- 1 Where did Mozart live most of his life?
- 2 Where did Mozart make his living?
- 3 Where did Mozart live and travel?
- 4 Who killed Mozart?
- 5 Did Mozart and Beethoven ever meet?
- 6 What Really Killed Mozart?
- 7 Did Beethoven die rich?
- 8 Did Mozart ever visit America?
- 9 Who gave Mozart his first job?
- 10 Who did Mozart marry?
- 11 Who killed Mozart due to jealousy?
- 12 Who hated Mozart?
- 13 Was Mozart’s body ever found?
Where did Mozart live most of his life?
He left Salzburg and after travelling to Paris and Germany, he moved permanently to Vienna, Austria where he lived for the remainder of his life. Initially, Mozart worked for Archbishop Colloredo, but again Mozart felt constrained by the unreasonable demands and limitations placed on him by the Archbishop.
Where did Mozart make his living?
Mozart spent much of his career as a freelancer By his early teens, he had settled into a position with the Archbishop of Salzburg, where he supplemented his modest salary with outside commissions, sometimes being paid in jewelry and trinkets instead of cash.
Where did Mozart live and travel?
In his life, Mozart travelled through the following ten countries of today: Belgium, Germany, England, France, Italy, the Netherlands, Austria, Switzerland, Slovakia and the Czech Republic and visited more than 200 places and cities. They produced lasting impressions for him and shaped his thinking.
Who killed Mozart?
But today Antonio Salieri is best remembered for something he probably didn’t do. He’s remembered for poisoning Mozart.
Did Mozart and Beethoven ever meet?
Boxing Day in Bonn While we don’t know for sure that Mozart and Beethoven ever met, we definitely do know that Haydn and Beethoven did. Haydn was one of the most important figures in Beethoven’s early career. It started on Boxing Day 1790, just 11 days after Haydn had said that sad farewell to Mozart.
What Really Killed Mozart?
At 12:55 a.m., 225 years ago, Wolfgang Amadeus Mozart drew his last breath. Later, he was unceremoniously buried in a common grave — as was the custom of his era — in the St. Marx cemetery, just outside the Vienna city limits. Mozart was only 35.
Did Beethoven die rich?

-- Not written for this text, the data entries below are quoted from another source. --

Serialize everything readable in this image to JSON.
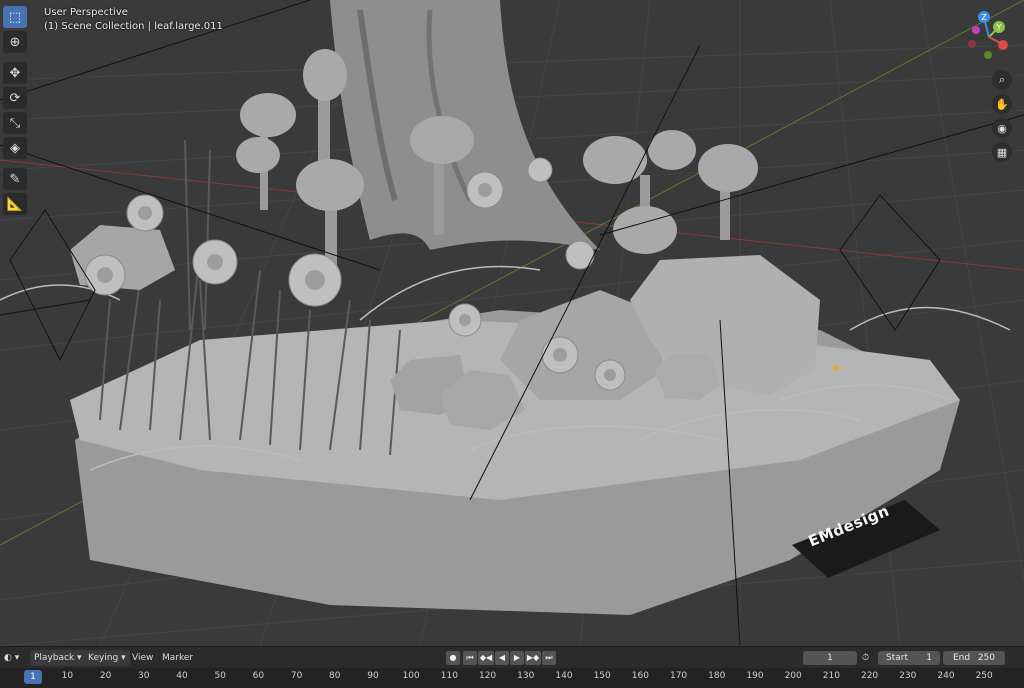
{
  "viewport": {
    "perspective_label": "User Perspective",
    "collection_label": "(1) Scene Collection | leaf.large.011",
    "logo_text": "EMdesign",
    "gizmo": {
      "z": "Z",
      "y": "Y",
      "x_color": "#e04a4a",
      "y_color": "#8bc34a",
      "z_color": "#3d8ee8"
    }
  },
  "toolbar": {
    "tools": [
      {
        "name": "select-box-tool",
        "icon": "⬚",
        "active": true
      },
      {
        "name": "cursor-tool",
        "icon": "⊕",
        "active": false
      },
      {
        "name": "move-tool",
        "icon": "✥",
        "active": false
      },
      {
        "name": "rotate-tool",
        "icon": "⟳",
        "active": false
      },
      {
        "name": "scale-tool",
        "icon": "⤡",
        "active": false
      },
      {
        "name": "transform-tool",
        "icon": "◈",
        "active": false
      },
      {
        "name": "annotate-tool",
        "icon": "✎",
        "active": false
      },
      {
        "name": "measure-tool",
        "icon": "📐",
        "active": false
      }
    ]
  },
  "timeline": {
    "editor_icon": "◐",
    "menus": [
      "Playback",
      "Keying",
      "View",
      "Marker"
    ],
    "current_frame": "1",
    "start_label": "Start",
    "start_value": "1",
    "end_label": "End",
    "end_value": "250",
    "ruler_ticks": [
      1,
      10,
      20,
      30,
      40,
      50,
      60,
      70,
      80,
      90,
      100,
      110,
      120,
      130,
      140,
      150,
      160,
      170,
      180,
      190,
      200,
      210,
      220,
      230,
      240,
      250
    ],
    "playback_icons": [
      "●",
      "⏮",
      "◆◀",
      "◀",
      "▶",
      "▶◆",
      "⏭"
    ]
  },
  "colors": {
    "accent": "#4772b3",
    "viewport_bg": "#3a3a3a",
    "panel_bg": "#2b2b2b"
  }
}
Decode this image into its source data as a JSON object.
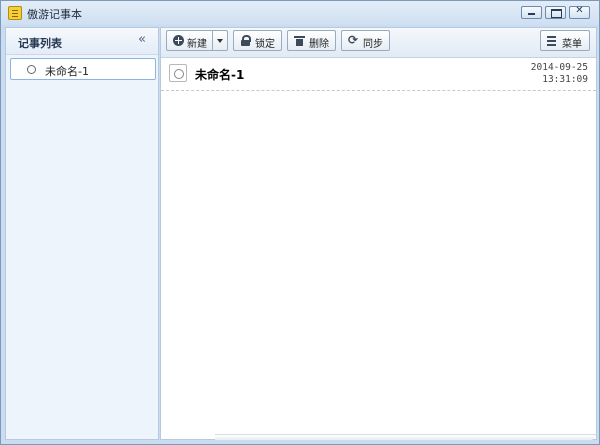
{
  "window": {
    "title": "傲游记事本"
  },
  "sidebar": {
    "title": "记事列表",
    "items": [
      {
        "label": "未命名-1"
      }
    ]
  },
  "toolbar": {
    "new_label": "新建",
    "lock_label": "锁定",
    "delete_label": "删除",
    "sync_label": "同步",
    "menu_label": "菜单"
  },
  "note": {
    "title": "未命名-1",
    "date": "2014-09-25",
    "time": "13:31:09"
  },
  "icons": {
    "app": "notepad-icon",
    "collapse": "double-chevron-left-icon",
    "new": "plus-circle-icon",
    "lock": "lock-icon",
    "delete": "trash-icon",
    "sync": "refresh-icon",
    "menu": "list-icon"
  }
}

The shares of which only a few friends and his brother knew were the main part of Beethoven’s inheritance (73 %). The composer led a rather frugal life and spent only minor sums on luxury articles, died as a rich man. Beethoven certainly did not lack anything and was not an impoverished artist.
Did Mozart ever visit America?

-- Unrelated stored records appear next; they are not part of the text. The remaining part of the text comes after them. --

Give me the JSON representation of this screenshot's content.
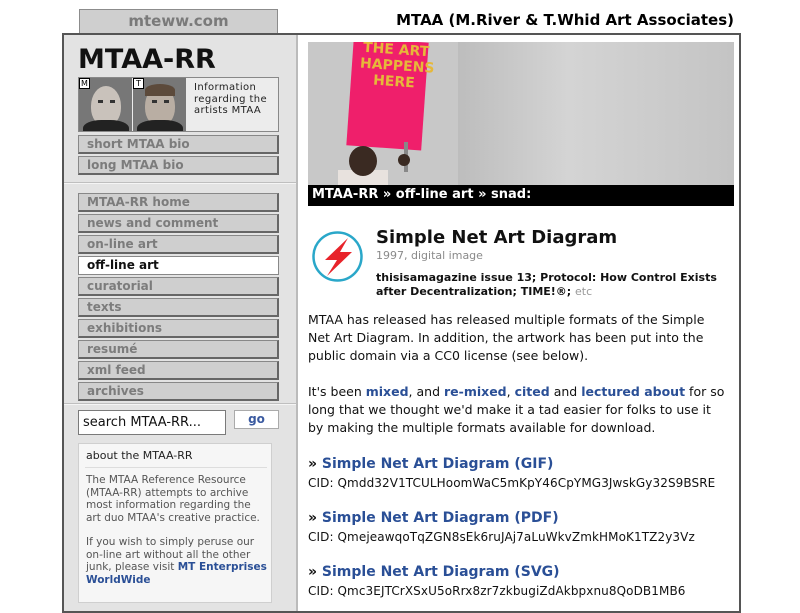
{
  "top": {
    "site_tab": "mteww.com",
    "site_title": "MTAA (M.River & T.Whid Art Associates)"
  },
  "sidebar": {
    "logo": "MTAA-RR",
    "portrait_labels": [
      "M",
      "T"
    ],
    "info_text": "Information regarding the artists MTAA",
    "bio_links": [
      "short MTAA bio",
      "long MTAA bio"
    ],
    "nav": [
      {
        "label": "MTAA-RR home",
        "active": false
      },
      {
        "label": "news and comment",
        "active": false
      },
      {
        "label": "on-line art",
        "active": false
      },
      {
        "label": "off-line art",
        "active": true
      },
      {
        "label": "curatorial",
        "active": false
      },
      {
        "label": "texts",
        "active": false
      },
      {
        "label": "exhibitions",
        "active": false
      },
      {
        "label": "resumé",
        "active": false
      },
      {
        "label": "xml feed",
        "active": false
      },
      {
        "label": "archives",
        "active": false
      }
    ],
    "search": {
      "value": "search MTAA-RR...",
      "go_label": "go"
    },
    "about": {
      "heading": "about the MTAA-RR",
      "p1": "The MTAA Reference Resource (MTAA-RR) attempts to archive most information regarding the art duo MTAA's creative practice.",
      "p2_prefix": "If you wish to simply peruse our on-line art without all the other junk, please visit",
      "p2_link": "MT Enterprises WorldWide"
    }
  },
  "main": {
    "hero_sign_text": "THE ART HAPPENS HERE",
    "breadcrumb": "MTAA-RR » off-line art » snad:",
    "artwork": {
      "title": "Simple Net Art Diagram",
      "meta": "1997, digital image",
      "refs": [
        "thisisamagazine issue 13",
        "Protocol: How Control Exists after Decentralization",
        "TIME!®"
      ],
      "refs_etc": "etc"
    },
    "para1": "MTAA has released has released multiple formats of the Simple Net Art Diagram. In addition, the artwork has been put into the public domain via a CC0 license (see below).",
    "para2": {
      "pre": "It's been",
      "link1": "mixed",
      "mid1": ", and",
      "link2": "re-mixed",
      "mid2": ",",
      "link3": "cited",
      "mid3": "and",
      "link4": "lectured about",
      "post": "for so long that we thought we'd make it a tad easier for folks to use it by making the multiple formats available for download."
    },
    "formats": [
      {
        "label": "Simple Net Art Diagram (GIF)",
        "cid": "CID: Qmdd32V1TCULHoomWaC5mKpY46CpYMG3JwskGy32S9BSRE"
      },
      {
        "label": "Simple Net Art Diagram (PDF)",
        "cid": "CID: QmejeawqoTqZGN8sEk6ruJAj7aLuWkvZmkHMoK1TZ2y3Vz"
      },
      {
        "label": "Simple Net Art Diagram (SVG)",
        "cid": "CID: Qmc3EJTCrXSxU5oRrx8zr7zkbugiZdAkbpxnu8QoDB1MB6"
      }
    ],
    "icon": "lightning-bolt-icon",
    "link_color": "#2a4f96",
    "bolt_color": "#e8232a"
  }
}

Washington never left North America and Mozart never left europe. They were in the same time period but did not meet personally.

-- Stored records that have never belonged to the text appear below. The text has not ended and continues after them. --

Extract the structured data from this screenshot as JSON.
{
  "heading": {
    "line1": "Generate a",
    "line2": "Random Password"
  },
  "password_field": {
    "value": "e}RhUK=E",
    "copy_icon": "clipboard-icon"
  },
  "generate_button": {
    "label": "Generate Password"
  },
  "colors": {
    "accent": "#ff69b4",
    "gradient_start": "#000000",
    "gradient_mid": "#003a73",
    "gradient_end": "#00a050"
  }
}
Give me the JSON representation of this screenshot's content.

Who gave Mozart his first job?
While Mozart was in Paris, his father was pursuing opportunities of employment for him in Salzburg. With the support of the local nobility, Mozart was offered a post as court organist and concertmaster. The annual salary was 450 florins, but he was reluctant to accept.
Who did Mozart marry?
Today is Mozart’s wedding anniversary. It was on Sunday, August 4, 1782, that Wolfgang Amadeus and Constanze Weber were married in St Stephen’s Cathedral in Vienna. He was 26, she just 20. The story of how they fell in love and eventually became man and wife would fit well in one of his operas.
Who killed Mozart due to jealousy?
In 1898, Rimsky-Korsakov turned Pushkin’s play into an opera. In both, it is suggested that Salieri’s jealousy of Mozart led him to poison the younger composer. The murder plot was perpetuated in Peter Shaffer’s hugely successful 1979 play, Amadeus.
Who hated Mozart?
Gossip that Salieri hated Mozart or even tried to poison him seems to have originated after Mozart’s death in 1791. Though Salieri mourned Mozart at his funeral and even later taught Mozart’s son, he was soon linked with ugly accusations that he had caused the composer’s demise.
Was Mozart’s body ever found?
The bones were recovered when a Mozart family grave was opened in 2004 at Salzburg’s Sebastian Cemetery. Mozart died in 1791 and was buried in a pauper’s grave at Vienna’s St. Mark’s Cemetery. The location of the grave was initially unknown, but its likely location was determined in 1855.